Give the data again exactly as it appears.

*** Source records ***

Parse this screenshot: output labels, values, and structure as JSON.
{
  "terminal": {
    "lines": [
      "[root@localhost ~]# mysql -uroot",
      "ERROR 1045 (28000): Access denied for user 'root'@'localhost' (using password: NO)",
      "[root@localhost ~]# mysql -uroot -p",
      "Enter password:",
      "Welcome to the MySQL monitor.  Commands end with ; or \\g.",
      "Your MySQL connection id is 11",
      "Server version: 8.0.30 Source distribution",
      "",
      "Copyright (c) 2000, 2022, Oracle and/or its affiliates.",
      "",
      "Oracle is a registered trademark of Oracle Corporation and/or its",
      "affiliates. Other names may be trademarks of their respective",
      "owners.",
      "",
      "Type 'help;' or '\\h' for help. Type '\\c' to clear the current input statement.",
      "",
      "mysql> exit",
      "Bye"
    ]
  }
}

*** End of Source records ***

_Response area_
Parse this screenshot: output labels, values, and structure as JSON.
{
  "terminal": {
    "lines": [
      "[root@localhost ~]# mysql -uroot",
      "ERROR 1045 (28000): Access denied for user 'root'@'localhost' (using password: NO)",
      "[root@localhost ~]# mysql -uroot -p",
      "Enter password:",
      "Welcome to the MySQL monitor.  Commands end with ; or \\g.",
      "Your MySQL connection id is 11",
      "Server version: 8.0.30 Source distribution",
      "",
      "Copyright (c) 2000, 2022, Oracle and/or its affiliates.",
      "",
      "Oracle is a registered trademark of Oracle Corporation and/or its",
      "affiliates. Other names may be trademarks of their respective",
      "owners.",
      "",
      "Type 'help;' or '\\h' for help. Type '\\c' to clear the current input statement.",
      "",
      "mysql> exit",
      "Bye"
    ]
  }
}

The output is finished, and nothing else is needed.